:: What needs to be done ::
Every entry below is to be copied exactly, with nothing left out.

:: Web page and app entries ::
★ ★ ★ ★ ★

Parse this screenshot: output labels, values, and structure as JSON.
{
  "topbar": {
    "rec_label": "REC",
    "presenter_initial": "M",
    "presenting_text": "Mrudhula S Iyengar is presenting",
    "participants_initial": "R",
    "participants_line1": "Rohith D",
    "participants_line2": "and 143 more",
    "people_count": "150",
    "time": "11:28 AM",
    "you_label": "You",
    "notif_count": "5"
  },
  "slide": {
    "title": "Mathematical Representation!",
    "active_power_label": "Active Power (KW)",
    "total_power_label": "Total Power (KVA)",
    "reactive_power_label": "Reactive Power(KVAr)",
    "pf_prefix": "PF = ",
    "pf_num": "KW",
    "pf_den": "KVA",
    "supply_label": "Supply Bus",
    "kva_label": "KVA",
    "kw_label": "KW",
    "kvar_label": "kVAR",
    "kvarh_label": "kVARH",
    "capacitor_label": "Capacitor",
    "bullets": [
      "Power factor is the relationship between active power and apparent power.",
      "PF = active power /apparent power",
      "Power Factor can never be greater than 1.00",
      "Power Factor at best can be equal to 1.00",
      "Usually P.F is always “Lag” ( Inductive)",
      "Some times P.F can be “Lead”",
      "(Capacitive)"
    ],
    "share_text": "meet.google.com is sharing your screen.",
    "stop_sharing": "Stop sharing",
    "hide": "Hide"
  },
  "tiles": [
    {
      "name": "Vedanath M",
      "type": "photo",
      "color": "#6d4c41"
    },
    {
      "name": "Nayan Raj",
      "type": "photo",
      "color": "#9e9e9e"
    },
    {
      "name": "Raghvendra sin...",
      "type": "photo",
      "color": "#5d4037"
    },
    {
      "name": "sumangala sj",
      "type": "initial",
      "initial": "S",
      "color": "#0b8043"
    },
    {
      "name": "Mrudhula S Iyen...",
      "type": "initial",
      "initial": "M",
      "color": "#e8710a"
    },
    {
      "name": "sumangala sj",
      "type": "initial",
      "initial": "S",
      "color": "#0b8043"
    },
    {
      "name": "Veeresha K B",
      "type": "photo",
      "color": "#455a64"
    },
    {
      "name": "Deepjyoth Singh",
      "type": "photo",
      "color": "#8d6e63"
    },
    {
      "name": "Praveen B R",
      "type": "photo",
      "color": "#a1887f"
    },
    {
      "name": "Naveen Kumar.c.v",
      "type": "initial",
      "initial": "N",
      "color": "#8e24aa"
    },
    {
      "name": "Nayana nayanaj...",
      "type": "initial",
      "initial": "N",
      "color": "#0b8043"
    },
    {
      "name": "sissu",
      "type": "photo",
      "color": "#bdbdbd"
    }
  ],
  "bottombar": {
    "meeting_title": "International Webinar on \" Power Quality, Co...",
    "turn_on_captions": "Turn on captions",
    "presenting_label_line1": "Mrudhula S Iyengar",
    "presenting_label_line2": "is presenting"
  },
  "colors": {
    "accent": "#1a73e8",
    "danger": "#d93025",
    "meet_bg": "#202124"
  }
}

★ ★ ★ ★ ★

:: Solution to the problem ::
Parse this screenshot: output labels, values, and structure as JSON.
{
  "topbar": {
    "rec_label": "REC",
    "presenter_initial": "M",
    "presenting_text": "Mrudhula S Iyengar is presenting",
    "participants_initial": "R",
    "participants_line1": "Rohith D",
    "participants_line2": "and 143 more",
    "people_count": "150",
    "time": "11:28 AM",
    "you_label": "You",
    "notif_count": "5"
  },
  "slide": {
    "title": "Mathematical Representation!",
    "active_power_label": "Active Power (KW)",
    "total_power_label": "Total Power (KVA)",
    "reactive_power_label": "Reactive Power(KVAr)",
    "pf_prefix": "PF = ",
    "pf_num": "KW",
    "pf_den": "KVA",
    "supply_label": "Supply Bus",
    "kva_label": "KVA",
    "kw_label": "KW",
    "kvar_label": "kVAR",
    "kvarh_label": "kVARH",
    "capacitor_label": "Capacitor",
    "bullets": [
      "Power factor is the relationship between active power and apparent power.",
      "PF = active power /apparent power",
      "Power Factor can never be greater than 1.00",
      "Power Factor at best can be equal to 1.00",
      "Usually P.F is always “Lag” ( Inductive)",
      "Some times P.F can be “Lead”",
      "(Capacitive)"
    ],
    "share_text": "meet.google.com is sharing your screen.",
    "stop_sharing": "Stop sharing",
    "hide": "Hide"
  },
  "tiles": [
    {
      "name": "Vedanath M",
      "type": "photo",
      "color": "#6d4c41"
    },
    {
      "name": "Nayan Raj",
      "type": "photo",
      "color": "#9e9e9e"
    },
    {
      "name": "Raghvendra sin...",
      "type": "photo",
      "color": "#5d4037"
    },
    {
      "name": "sumangala sj",
      "type": "initial",
      "initial": "S",
      "color": "#0b8043"
    },
    {
      "name": "Mrudhula S Iyen...",
      "type": "initial",
      "initial": "M",
      "color": "#e8710a"
    },
    {
      "name": "sumangala sj",
      "type": "initial",
      "initial": "S",
      "color": "#0b8043"
    },
    {
      "name": "Veeresha K B",
      "type": "photo",
      "color": "#455a64"
    },
    {
      "name": "Deepjyoth Singh",
      "type": "photo",
      "color": "#8d6e63"
    },
    {
      "name": "Praveen B R",
      "type": "photo",
      "color": "#a1887f"
    },
    {
      "name": "Naveen Kumar.c.v",
      "type": "initial",
      "initial": "N",
      "color": "#8e24aa"
    },
    {
      "name": "Nayana nayanaj...",
      "type": "initial",
      "initial": "N",
      "color": "#0b8043"
    },
    {
      "name": "sissu",
      "type": "photo",
      "color": "#bdbdbd"
    }
  ],
  "bottombar": {
    "meeting_title": "International Webinar on \" Power Quality, Co...",
    "turn_on_captions": "Turn on captions",
    "presenting_label_line1": "Mrudhula S Iyengar",
    "presenting_label_line2": "is presenting"
  },
  "colors": {
    "accent": "#1a73e8",
    "danger": "#d93025",
    "meet_bg": "#202124"
  }
}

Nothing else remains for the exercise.